But most of all, I quickly realised that as I was doing it, I was collecting snapshots of myself at a given point in time. I’ve just recently finished sending copies of the Soundtrack To 2012 to people, while also giving a listen to the 1997 edition as part of the ‘research’ for this blog. This is not the 34-year-old Graham picking his favourite songs of 1997, it’s the Graham of the time – well, more accurately, my 21-year-old self remembering what my 18-year-old self was listening to. And though many of the songs are very good indeed – ‘Bachelorette’ by Bjork still sounds utterly transcendental – you’ve got songs that have become weary from over-familiarity (The Verve), songs that seemed great at the time but now seem pompous (Oasis), and some points where I just think… I was listening to that? (Alisha’s Attic). But what you hear, for better or for worse, is the choices of me at 18. My tastes changed over time and you can hear it in the slow progression of the mixes you’ll be hearing. As time has gone on, doing an end-of-year mix has really motivated me to keep searching for new music. Sometimes the words ‘music snob’ get thrown at me and there’s an element of truth, but I’d rather keep looking for something new rather than just be one of those bores who thinks that the best era of music ever was the era that he/she was 18 in.
And over the coming year I’ll be posting every single one of my Soundtracks, at the rate of about one disc a week. I’m starting at 1997 disc one this week, and I’ll work my way through all of them (including the Camp Mason Songs Of The Summer CDs, which were a sort-of spin off of my own series, and a best-of-the-first-10-years compilation I made) until I reach my 2012 editions in late November if I can keep to the timeframe – leaving me enough time to post the 2013 edition in December.

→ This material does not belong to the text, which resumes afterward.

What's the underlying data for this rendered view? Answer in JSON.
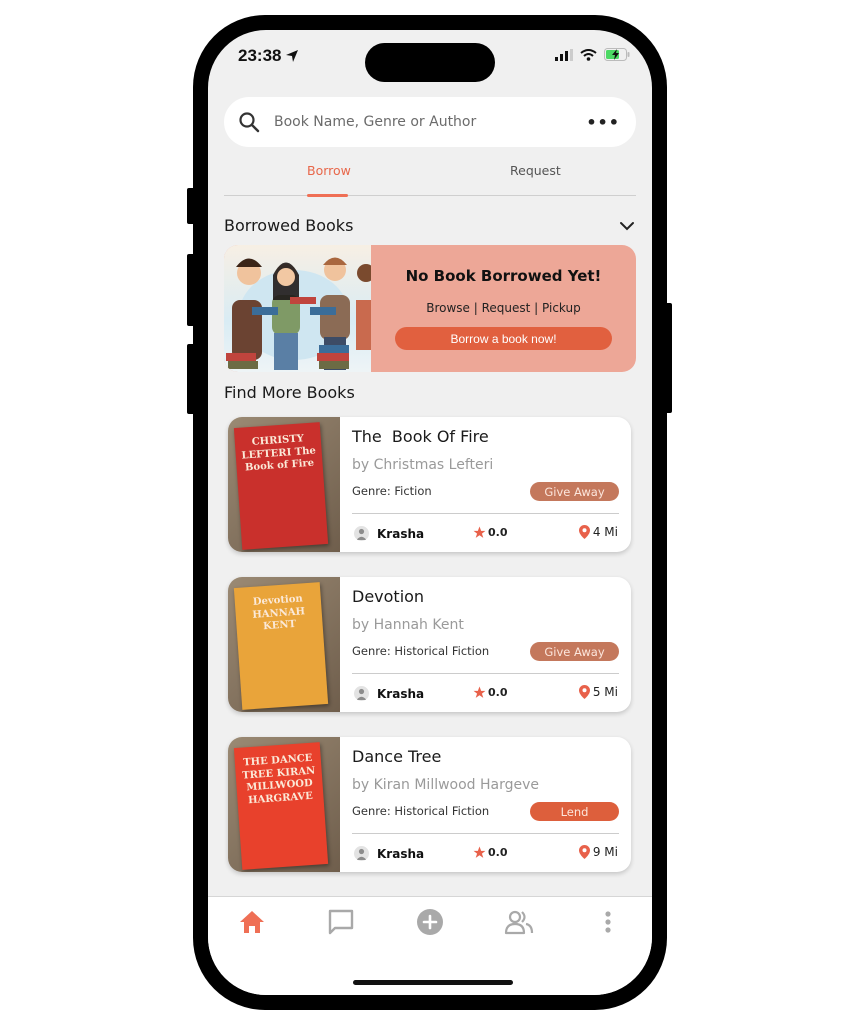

I’ll post them all on here, with links to my Mixcloud page. I didn’t even know that Mixcloud existed until last month, when my friend Dan posted his own best-of-2012 mix on the site. When I realised that the site was completely legal, it seemed like the natural thing to follow Dan’s lead. And one of the great things about Mixcloud is that you throw a few tags on there and people are listening right away without any need for me to promote it.
How do I pick the songs? I have just a few ground rules – maximum two songs per artist (split across discs if possible), and all songs must have been released in some shape or form during the year in question. As time went on (starting in about 2002 I think), I relaxed this rule a bit to allow for songs that weren’t released during the year – I call them ‘wildcards’, and I’d typically allow three or four maximum.
I have thought long and hard about making minor edits to the tracklisting to try and gloss over a few shocking choices I made – but decided against it. Why rewrite history? What you’ll hear are the exact same tracklistings and running orders that they always have been. The only slight difference will be that I’ll have mixed some of the early soundtracks again (just because the source CDs for them which I burned to iTunes turned out to be knackered). By clicking on the Mixcloud timelines, you’ll also be able to buy tracks you like directly.
Please do keep coming back to this blog and share your thoughts via Twitter, Facebook and on this blog itself. It’ll be more fun to know that someone’s listening in, maybe listening to a new mix each week in the office to make their work day go a little bit faster. I hope that you discover plenty of music that you like – and forgive me for the stuff that you don’t.
PS. A doff of the metaphorical cap to Spacemen 3’s Natty Brooker who inspired this blog’s background artwork.